Holly Sparkman

Nonfiction Editor

On a bank of the Big Muddy River
  lies an 80’ x 180’ slice of scrappy land.
   The owner of a now defunct strip-
     club/bar called The Chalet (definitely
        not as continental as it sounds) sold
     the parcel to us in exchange for my wife’s
   much-needed, honest bartending work.

    But what if it floods? I asked my

  husband before we moved there, after
receiving notice to vacate the tiny,
  ticky-tacky box-house that we lived
    in that wasn’t ours. It’s the only option
      we’ve got, he asserted. So, we
        packed up all our belongings (again)
       and drove our old RV and ’79 Ford F150
      down to the river’s edge to live
    on an overgrown ribbon of gray
  clay and silt.

  Included in the price
    were a loose gravel driveway,
      an electric pole for service,
        and a buried shit tank. So, in the sweltering,
        mosquito-humming summer we dug
          a 100-foot trench for fresh water.
            Then added a pen for the dogs,
             a 12’x24’ empty Cook cabin for us
                and a 10’x12’ windowed barn for
                  their boy, thanks to some money
                help from my husband’s mother.

                At first, we used our cabin as storage
              but then had to build walls and
              shelves and places to sit and
           places to wash, and bathroom,
         and lie down—all while moving boxes and
       piles of our stuff back-and-forth as we worked.
   After some months, we could finally live
 in our tiny, little shack, a place for
everything and never everything
in its place. But it was home for
   a time. And eventually we added
     nice things like an outside bench to watch the
       river flow by, a garden for veggies
           and a hammock for rest. We collected
            bulging sweet, wild blackberries and tart, purple
          mulberries, and even hosted visitors for barbeques.
        We managed our small sliver of idyllic land
     with hard work and pride for almost four years.

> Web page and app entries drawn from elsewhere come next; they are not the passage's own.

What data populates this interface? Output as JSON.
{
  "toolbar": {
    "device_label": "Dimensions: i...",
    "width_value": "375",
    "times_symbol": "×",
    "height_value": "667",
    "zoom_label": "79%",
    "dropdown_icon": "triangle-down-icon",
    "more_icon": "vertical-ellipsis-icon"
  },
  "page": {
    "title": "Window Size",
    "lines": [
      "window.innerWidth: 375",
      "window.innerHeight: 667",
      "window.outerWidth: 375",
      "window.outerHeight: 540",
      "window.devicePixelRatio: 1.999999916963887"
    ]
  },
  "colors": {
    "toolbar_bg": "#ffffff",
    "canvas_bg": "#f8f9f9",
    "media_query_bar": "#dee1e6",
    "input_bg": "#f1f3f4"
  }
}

The National Oceanic & Atmospheric
Administration describes the storm event of
March 10-26, 2006 as the following:
Moderate flooding of the Big Muddy River
occurred after repeated rounds of
thunderstorms…At Murphysboro, where
flood stage is 22 feet, the river crested at
33.80 feet on March 16. Flooding affected
houses just downstream of Bridge Street
in Murphysboro.

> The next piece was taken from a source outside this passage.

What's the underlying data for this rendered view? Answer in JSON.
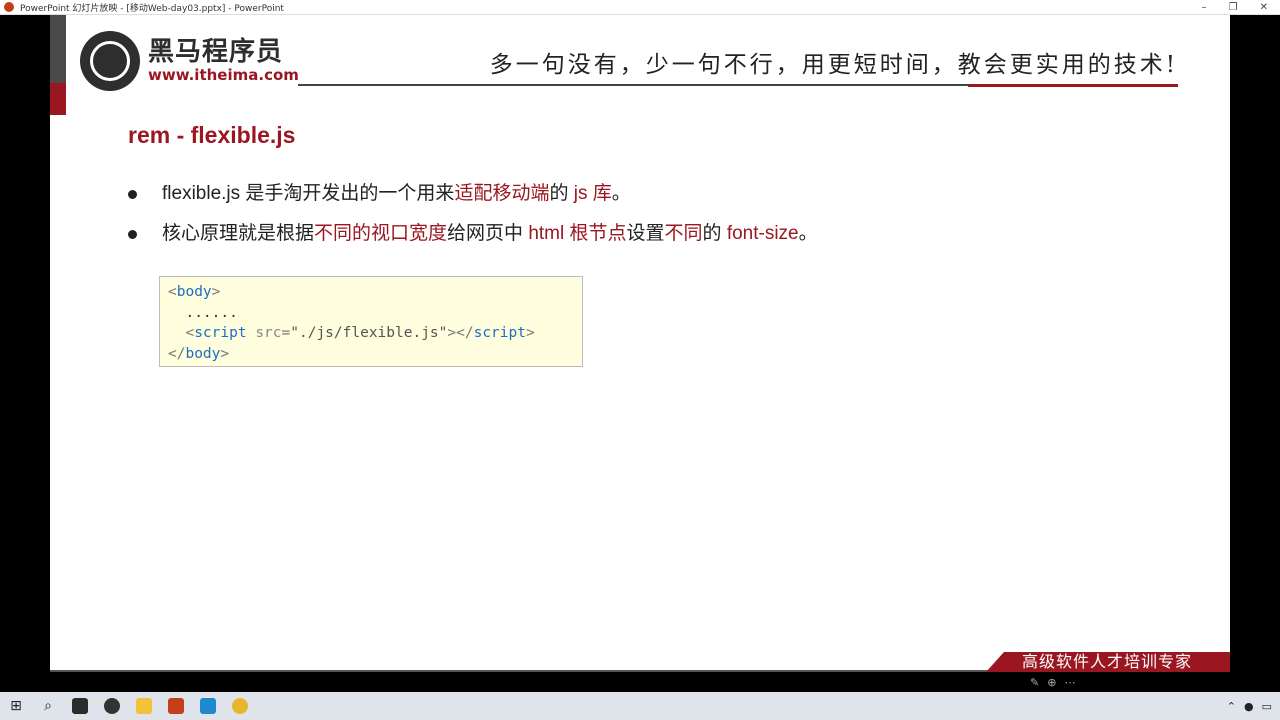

After a couple days of steady rain
  my husband and I went to
    the local, miniscule library—the only
      place we could get access to the internet—
        to see the NOAA flood stage predictions.
           We knew our land was at 30 feet,
              the cabin at 31—the line-graph
                prediction showed a peak of at least 32.
                My stomach sank.
             Shit, I said.

            For days I watched the snake of a river creep up, inch
          by dirty inch, slithering closer to us, its prey,
        unhinging its jaw and opening its mouth
      wider and wider, much further than it should, gulping,
     and burbling in steady, unfeeling, measured increments.

    I watched as the river rose up over its banks, then over the road, then
   over the gravel in front of our cabin.
 I stood on our porch, leaning over the
   railing, watching the water slowly trickle
    under the floorboards, my stomach sinking again,
      knowing it was crawling to meet its counterpart surge
        arriving from the backside of the property.
          By March 15th the river let itself in
            the front door.

             We had time to put our important
                 things up high, and time to move the
                    car. But how do you explain to the dogs
                       that there’s no more yard to pee in? So, we
                          paddle-boated all four large-breeds to and
                            from the cabin to the end of the road to
                           pack into our Ford Tempo for potty breaks.

                          Movies and cartoons had taught me about
                          flash floods. Dramatic walls of roaring
                        water, slamming like a freight train into
                       everything unfortunate enough to find
                      itself in its path. But this “historic flood
                     event” taught me that sometimes a flood
                   comes slow. Unstoppable. Like a steamroller.
               Not even considerate enough to cease when
             it’s beautiful and sunny outside.

          That flood was slow, and we were told
        it was the “flood of the century,” a
      historic “hundred-year flood.”

Until two years later, another hundred-year flood.
This time at 40 feet. So, we said good-bye
and we left it all behind.